I am not blogging much anymore, and why is that? My head is filled with stuff I want to write about, opinions I'd like to share, events that I'd like to mark with a post. Because my very thought processes take the form of personal essays, it is usually, easy enough to get me started. But, these days, even that way of thinking doesn't get me to a keyboard.
|Photo taken my Nine Lam, just before we sat down to eat a big green salad. |
At last, it's time to work on a FOWH video, and he is ready to begin when we are.
|Silver gelatin print from a 1989 negative. All three daughters in Aruba on a rocky beach at sunset.|
I bought a $27 plastic Holga camera (similar to those old plastic Diana cameras no longer made) and shot a roll of 2 1/4 black/white film. Am having trouble even finding someone to process it, so have yet to work with the negatives. My thought was to take this cheap plastic camera to Rome and see what happens in the Forum among the columns, at the Coliseum, beside the Fountain of the Rivers at sunset and in the churches when light streams through high windows. Cheap plastic cameras are notorious both for light leaks and unplanned oddities in the negatives. Will be fun to play with light and shadow and shades of gray again, at the expense of color and without the instant gratification of digital.
Recently read an article recently titled, 'As We Become Cameras' by Matt Hackett. The author speaks of "the era we are in the midst of, with a profusion of cheap, miniature, wearable, networked cameras and screens...' and continues, 'as they become ubiquitous, I doubt we will think of these things as cameras much longer. We hardly think of the tiny quartz wafers inside every integrated circuit as 'clocks,' if we think of them at all. Cameras will become equally invisible facilitators of remote vision...what we do with that power is up to us." With that plastic Holga camera - and in that loaner of a darkroom - I am taking a step back in time and am still making objects, pictures on paper to be put in a frame and hung on the wall. Fancy that.
|Where are the streams of honey bees that should be feasting on nectar here? |
Second season when the bees have not appeared.
|Poultry processing plant in Jilin Province, China, 2005. Why do they wear pink, I wonder, even though that is not |
the most important question to be addressed
|Arresting image of suburban residential growth that butts against the boundary of the Navajo Reservation.|
|Pivot irrigation in Texas Panhandle, using water from Ogallala Aquifer, which is rapidly disappearing. |
Efficient growing, but unsustainable.
Dorinth Doherty's new work, Preserving Eden, comprise photos of seeds in worldwide seed banks or depositories is scary in another way.
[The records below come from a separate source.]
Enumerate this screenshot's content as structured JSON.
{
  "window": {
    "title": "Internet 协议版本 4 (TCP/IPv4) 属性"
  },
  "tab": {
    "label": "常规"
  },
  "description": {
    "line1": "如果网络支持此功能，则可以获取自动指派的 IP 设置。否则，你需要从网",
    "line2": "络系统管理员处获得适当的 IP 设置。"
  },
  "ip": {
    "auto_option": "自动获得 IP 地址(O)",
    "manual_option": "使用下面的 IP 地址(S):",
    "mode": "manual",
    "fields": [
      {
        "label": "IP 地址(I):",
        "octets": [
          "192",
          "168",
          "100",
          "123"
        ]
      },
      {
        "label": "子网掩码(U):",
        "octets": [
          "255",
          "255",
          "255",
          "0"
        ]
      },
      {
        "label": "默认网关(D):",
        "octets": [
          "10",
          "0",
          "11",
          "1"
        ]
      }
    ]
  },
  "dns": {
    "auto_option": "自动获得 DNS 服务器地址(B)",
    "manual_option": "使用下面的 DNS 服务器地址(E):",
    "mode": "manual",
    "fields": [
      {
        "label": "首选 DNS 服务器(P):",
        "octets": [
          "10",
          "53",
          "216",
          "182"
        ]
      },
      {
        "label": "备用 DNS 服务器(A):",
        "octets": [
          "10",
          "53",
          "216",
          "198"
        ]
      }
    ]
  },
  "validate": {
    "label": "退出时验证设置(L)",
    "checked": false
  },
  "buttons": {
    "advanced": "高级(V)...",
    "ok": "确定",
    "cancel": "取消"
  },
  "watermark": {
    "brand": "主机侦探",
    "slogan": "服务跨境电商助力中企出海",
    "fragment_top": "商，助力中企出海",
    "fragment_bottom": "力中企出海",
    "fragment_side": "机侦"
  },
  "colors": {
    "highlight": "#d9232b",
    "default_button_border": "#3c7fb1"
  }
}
Preserving seeds in 2016 feels to me a similar undertaking not unlike the monks in the Dark Ages preserving printed materials until the Renaissance when they could be shared and understood as valuable again. And without bees, how on earth (pun intended) will seeds be pollinated? Dorinth writes in a caption next to her photographs, "These images of architecture, technology, and types of collections provide a window on our scientific heritage and our cultural aspirations and fears, which in turn govern what is saved and why."
|Corn Husk (Landrace), 2009, from series Archiving Eden.|
|Amid the lab paraphernalia, see the baby picture holder. What about the generations that follow us? |
Will they have good food to eat? Will be have preserved as much as need?
There was much, much more to see and think about at FotoFest 2016. Thanks to Wendy, Fred and Steven and all the staff for bringing us the evidence.